Through the program’s implementation, suspensions have decreased, students feel loved, and teachers are able to more appropriately teach. Principal Drumm-Canepa said Langley has the largest population of students with special needs in the District, with one third of the school population having behavioral disabilities or autism. Principal Drumm-Canepa mentioned that extra resources are needed in order to continue the foundation of success that has existed. Langley hopes for more access to resources for science, social studies, music, and programs like FoodPrints that greatly impact the ability to provide students with a well-rounded education that will benefit them long-term.
The leadership team at Langley works well with DCPS instructional superintendents and feels that they are both heard and supported. The biggest challenge that impacts the administration team is being able to prioritize the many challenges that exist at the school. Administrators emphasized a specific focus on working with special-needs population, while simultaneously meeting the demands of a District-wide push to focus on attendance. Langley educators said that many factors affecting student attendance are out of the school’s control. Sixty percent of Langley students come from “at-risk” backgrounds, and many get to school without parental supervision or are bused in through OSSE’s transportation program for students with disabilities.
Langley educators described disparities in student achievement even within the school, where PARCC scores can vary widely by student demographic subgroup. They said that they would like to see the incorporation of more K–2 student data into the STAR Framework, as well as measures of overall student satisfaction; without these metrics, they said, the STAR Framework scores offer a limited, even misleading view of a rising school.
Finally, Langley educators called for a modernization of their school facilities. Teachers and administrators cited the need to fix the school’s public-address system, add bathroom facilities near the cafeteria, retrofit an elevator to accommodate people with disabilities in the five-story building, and create an overhauled library and resource center that is better equipped to meet more modern demands.
After a lively discussion about ways in which SBOE can partner with Langley, members and staff toured the building and peeked in on students actively participating in classes. We want to thank the following administrators and leaders for taking time out of their day to talk with us about the great work happening at Langley!
- Vanessa Drumm-Canepa, principal
- Christina Svolopoulos Robbins, Langley PTSA president
- Willis Jefferson, instructional coach / STEM coordinator
- Eleanor Maduako, 3rd grade teacher
- Baxter O’Brien, communication & education support teacher (3–5)

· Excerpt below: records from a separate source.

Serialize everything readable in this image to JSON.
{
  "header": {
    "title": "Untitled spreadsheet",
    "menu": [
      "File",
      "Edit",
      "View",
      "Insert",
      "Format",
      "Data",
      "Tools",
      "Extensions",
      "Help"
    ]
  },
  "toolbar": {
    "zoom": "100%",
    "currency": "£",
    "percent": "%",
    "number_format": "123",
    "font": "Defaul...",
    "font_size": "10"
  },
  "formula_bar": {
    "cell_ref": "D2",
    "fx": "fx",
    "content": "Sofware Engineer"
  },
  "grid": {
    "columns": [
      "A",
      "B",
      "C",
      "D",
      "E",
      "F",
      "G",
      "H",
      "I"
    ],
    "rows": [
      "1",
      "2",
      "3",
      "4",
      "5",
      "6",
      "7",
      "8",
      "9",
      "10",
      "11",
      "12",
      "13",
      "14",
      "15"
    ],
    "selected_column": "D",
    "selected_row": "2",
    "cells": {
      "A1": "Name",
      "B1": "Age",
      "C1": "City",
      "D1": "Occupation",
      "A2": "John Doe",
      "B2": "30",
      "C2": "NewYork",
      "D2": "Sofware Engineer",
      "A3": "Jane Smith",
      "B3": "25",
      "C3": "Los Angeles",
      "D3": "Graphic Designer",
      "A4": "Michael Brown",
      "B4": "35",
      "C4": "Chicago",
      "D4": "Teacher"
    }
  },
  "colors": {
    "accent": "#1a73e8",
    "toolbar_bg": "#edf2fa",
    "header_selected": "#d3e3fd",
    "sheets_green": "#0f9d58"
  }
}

- Veronica Hopkins, 1st grade teacher
- Kevin Pettit, behavioral & education support teacher (1–3)
- Stephanie Gunter, Teacher Leader Innovation (TLI) ELA teacher
To check out photos from our school tour, click on our Flickr album.